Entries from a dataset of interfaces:
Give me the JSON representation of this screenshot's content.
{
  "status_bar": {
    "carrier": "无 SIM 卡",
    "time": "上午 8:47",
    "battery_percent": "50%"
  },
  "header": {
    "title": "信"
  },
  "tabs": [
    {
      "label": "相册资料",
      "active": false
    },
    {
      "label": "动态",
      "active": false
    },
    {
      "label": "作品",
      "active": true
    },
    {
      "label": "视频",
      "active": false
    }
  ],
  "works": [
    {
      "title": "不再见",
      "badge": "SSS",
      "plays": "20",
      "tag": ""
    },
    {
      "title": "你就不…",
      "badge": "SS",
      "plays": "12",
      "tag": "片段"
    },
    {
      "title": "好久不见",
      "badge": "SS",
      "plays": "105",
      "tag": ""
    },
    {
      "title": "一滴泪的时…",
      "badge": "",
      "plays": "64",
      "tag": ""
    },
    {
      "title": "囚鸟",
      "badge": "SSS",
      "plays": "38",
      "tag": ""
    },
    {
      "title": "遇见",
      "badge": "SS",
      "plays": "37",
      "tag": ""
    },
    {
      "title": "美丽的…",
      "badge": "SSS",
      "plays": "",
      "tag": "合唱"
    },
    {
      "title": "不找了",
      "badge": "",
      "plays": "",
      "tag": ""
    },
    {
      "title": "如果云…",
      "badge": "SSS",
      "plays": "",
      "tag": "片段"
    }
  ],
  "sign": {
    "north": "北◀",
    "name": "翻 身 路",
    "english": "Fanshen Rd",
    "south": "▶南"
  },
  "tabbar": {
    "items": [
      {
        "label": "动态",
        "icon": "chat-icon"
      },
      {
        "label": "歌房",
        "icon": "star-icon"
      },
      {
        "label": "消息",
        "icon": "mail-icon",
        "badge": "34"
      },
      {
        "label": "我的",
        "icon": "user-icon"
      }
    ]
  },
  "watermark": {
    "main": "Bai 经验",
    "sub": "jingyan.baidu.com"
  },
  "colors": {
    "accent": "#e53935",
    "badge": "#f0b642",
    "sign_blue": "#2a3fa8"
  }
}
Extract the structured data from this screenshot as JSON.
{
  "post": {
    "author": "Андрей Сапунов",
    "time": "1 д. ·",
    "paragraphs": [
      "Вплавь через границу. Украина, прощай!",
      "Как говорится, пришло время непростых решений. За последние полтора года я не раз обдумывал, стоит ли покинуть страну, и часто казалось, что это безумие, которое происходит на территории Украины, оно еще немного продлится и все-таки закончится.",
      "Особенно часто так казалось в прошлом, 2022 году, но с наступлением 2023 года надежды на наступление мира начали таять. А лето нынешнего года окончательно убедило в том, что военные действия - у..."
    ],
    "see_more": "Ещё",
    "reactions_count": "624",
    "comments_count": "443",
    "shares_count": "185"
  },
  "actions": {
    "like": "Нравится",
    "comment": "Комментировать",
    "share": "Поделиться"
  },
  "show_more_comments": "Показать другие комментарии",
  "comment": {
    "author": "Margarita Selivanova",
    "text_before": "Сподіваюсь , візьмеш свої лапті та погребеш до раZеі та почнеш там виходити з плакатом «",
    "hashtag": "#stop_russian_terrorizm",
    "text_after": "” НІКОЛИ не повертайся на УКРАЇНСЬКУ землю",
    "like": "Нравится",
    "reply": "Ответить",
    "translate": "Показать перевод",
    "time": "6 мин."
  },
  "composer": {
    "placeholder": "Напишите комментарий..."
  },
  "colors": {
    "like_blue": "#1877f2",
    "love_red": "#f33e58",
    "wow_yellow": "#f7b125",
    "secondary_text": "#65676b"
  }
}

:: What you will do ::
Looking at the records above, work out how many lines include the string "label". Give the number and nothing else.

:: Problem solution ::
8